Thoughts from Students
“I thought it was a fun challenge. It made it a fun way to finish a book. Normally, it takes me a while.” (Savanah, 5th grade)
“It was cool to have a challenge.” (Josie, 5th grade)
“It encouraged me to read more because I am competitive. I knew if a book won, I could read it. The title seemed weird [Fish in a Tree] and I was interested.” (Maddux, 5th grade)
“Can we do more relays this year? Can we do fantasy?” (Larkin, 5th grade)
Tips from the Relays
My classes are made up of a wide variety of readers. I have students with IEP’s, and I have high ability readers. Be flexible with your readers. For example, maybe you need to have partners take a leg of a relay so they may read together. Allow students to access text in print and audio books. We used the Libby app and the Hoopla app to gain access to audio through the public library. Audio helps students have a fluent model to follow along with while holding the book. It also allowed all readers the ability to participate. These apps worked well with our one-to-one iPads and a pair of earbuds.
Allow students to leave questions or connections in the books on Post-It notes. It was certainly more fun for the other readers. Students can leave notes for the next reader to come find them when they reach a spot in the book. Some students wanted to connect with other readers and this gave them a system. Plus, we were learning how to think while reading and using “thinking spots” in our mini-lessons. If you read one of the books too, it gives you an authentic way to model for your readers.
Having students using a lot of great books at the start allowed me to have effective one-on-one conferences with my students. It was easy to see if a student was understanding the story and inferring about the characters since I knew the books well.

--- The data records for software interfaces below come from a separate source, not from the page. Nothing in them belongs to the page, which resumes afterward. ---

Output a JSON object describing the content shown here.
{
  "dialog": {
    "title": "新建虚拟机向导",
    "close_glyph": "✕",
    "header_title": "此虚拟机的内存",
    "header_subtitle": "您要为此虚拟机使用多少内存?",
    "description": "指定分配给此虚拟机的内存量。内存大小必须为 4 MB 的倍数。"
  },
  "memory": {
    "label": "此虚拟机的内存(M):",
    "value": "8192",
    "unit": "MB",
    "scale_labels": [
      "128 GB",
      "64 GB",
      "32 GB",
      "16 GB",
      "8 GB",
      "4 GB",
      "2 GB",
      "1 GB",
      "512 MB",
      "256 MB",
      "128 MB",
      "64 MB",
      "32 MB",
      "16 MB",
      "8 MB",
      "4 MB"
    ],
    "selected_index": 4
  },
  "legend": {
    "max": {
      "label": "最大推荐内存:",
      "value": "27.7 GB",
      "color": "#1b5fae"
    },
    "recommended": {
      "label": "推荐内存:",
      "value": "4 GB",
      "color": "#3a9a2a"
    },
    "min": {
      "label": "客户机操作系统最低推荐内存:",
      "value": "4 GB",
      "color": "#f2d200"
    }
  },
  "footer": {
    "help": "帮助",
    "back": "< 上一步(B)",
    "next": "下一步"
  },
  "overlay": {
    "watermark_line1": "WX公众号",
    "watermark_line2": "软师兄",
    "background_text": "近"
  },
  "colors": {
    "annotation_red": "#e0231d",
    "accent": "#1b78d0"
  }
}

Students also had space to choose their own reading material since they were staggered in the relays. I was still able to get a sense of what types of books each student enjoyed
Let your families know what you are doing. Some of my parents were excited to partner with their child and help them reach their goals at home. Parents appreciated knowing other books they could guide their readers to right away too. Home reading improves skills and getting parents excited helps.
One problem I faced was allowing readers to sign up for multiple books. I never want to limit a reader. However, it just did not work out too well. One student begged to be on multiple relays. We tried to have her be a first reader, a third reader, and a fourth reader. She still ended up with multiple books at a time. Then classmates were frustrating her because they wanted their book to be the next one she finished. The dynamic was not the same. My advice would be for each reader to be on one team. Encourage readers to choose more for their self-selected reads. Trust me, they will.
If you are interested in trying a book relay, use the resources provided or adapt them for your own use. Happy reading relays!